Exercise aim —
On the basis of the records below, report how many lines contain the word "Presets". Nothing else should be given.
Records below:
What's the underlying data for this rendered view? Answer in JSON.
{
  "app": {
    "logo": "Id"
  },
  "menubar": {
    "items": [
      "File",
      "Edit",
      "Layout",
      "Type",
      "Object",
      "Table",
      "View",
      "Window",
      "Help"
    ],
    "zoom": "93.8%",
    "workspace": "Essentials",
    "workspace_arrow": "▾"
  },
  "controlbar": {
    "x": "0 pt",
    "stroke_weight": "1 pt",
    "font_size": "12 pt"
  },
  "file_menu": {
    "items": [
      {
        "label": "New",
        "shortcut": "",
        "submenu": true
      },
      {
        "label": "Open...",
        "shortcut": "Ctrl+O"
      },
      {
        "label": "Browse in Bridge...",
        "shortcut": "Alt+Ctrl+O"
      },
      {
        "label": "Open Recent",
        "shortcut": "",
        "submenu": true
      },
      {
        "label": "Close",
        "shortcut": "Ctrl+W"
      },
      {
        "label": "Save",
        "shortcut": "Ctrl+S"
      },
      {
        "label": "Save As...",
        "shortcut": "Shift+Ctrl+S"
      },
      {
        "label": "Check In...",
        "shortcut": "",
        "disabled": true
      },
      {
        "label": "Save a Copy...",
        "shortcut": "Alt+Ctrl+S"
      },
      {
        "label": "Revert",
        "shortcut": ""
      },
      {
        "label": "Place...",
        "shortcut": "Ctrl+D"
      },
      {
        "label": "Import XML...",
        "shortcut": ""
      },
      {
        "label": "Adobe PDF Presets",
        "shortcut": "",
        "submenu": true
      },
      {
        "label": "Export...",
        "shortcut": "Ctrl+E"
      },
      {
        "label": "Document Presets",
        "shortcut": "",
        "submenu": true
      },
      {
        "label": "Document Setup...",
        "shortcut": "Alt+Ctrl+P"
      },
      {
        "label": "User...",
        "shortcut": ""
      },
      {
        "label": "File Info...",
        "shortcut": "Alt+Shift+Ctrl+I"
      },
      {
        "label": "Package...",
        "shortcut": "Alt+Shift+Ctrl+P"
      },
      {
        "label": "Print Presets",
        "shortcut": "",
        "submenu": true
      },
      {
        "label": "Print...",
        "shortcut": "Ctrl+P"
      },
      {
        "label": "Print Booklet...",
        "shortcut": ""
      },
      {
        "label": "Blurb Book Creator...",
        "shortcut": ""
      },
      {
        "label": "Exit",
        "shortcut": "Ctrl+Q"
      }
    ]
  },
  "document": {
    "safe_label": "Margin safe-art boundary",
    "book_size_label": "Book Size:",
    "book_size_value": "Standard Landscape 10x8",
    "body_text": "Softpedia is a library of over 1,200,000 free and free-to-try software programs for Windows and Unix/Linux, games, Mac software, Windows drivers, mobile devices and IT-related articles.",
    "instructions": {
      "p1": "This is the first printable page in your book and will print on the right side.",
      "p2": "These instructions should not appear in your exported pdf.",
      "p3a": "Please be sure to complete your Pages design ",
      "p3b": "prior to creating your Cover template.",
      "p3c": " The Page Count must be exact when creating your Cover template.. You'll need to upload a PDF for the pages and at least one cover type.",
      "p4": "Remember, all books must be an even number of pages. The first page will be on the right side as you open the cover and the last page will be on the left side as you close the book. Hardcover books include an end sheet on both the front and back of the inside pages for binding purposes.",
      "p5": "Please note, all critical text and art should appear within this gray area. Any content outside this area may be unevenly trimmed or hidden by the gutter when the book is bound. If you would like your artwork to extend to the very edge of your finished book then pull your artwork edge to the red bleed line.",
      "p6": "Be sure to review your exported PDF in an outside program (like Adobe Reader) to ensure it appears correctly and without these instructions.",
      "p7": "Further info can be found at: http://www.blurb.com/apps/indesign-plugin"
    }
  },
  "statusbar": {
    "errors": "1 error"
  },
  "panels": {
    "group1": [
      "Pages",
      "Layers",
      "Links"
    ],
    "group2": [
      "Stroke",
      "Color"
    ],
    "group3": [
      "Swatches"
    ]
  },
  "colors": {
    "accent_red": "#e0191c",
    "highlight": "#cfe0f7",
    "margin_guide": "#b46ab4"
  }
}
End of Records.
Answer to this exercise —
3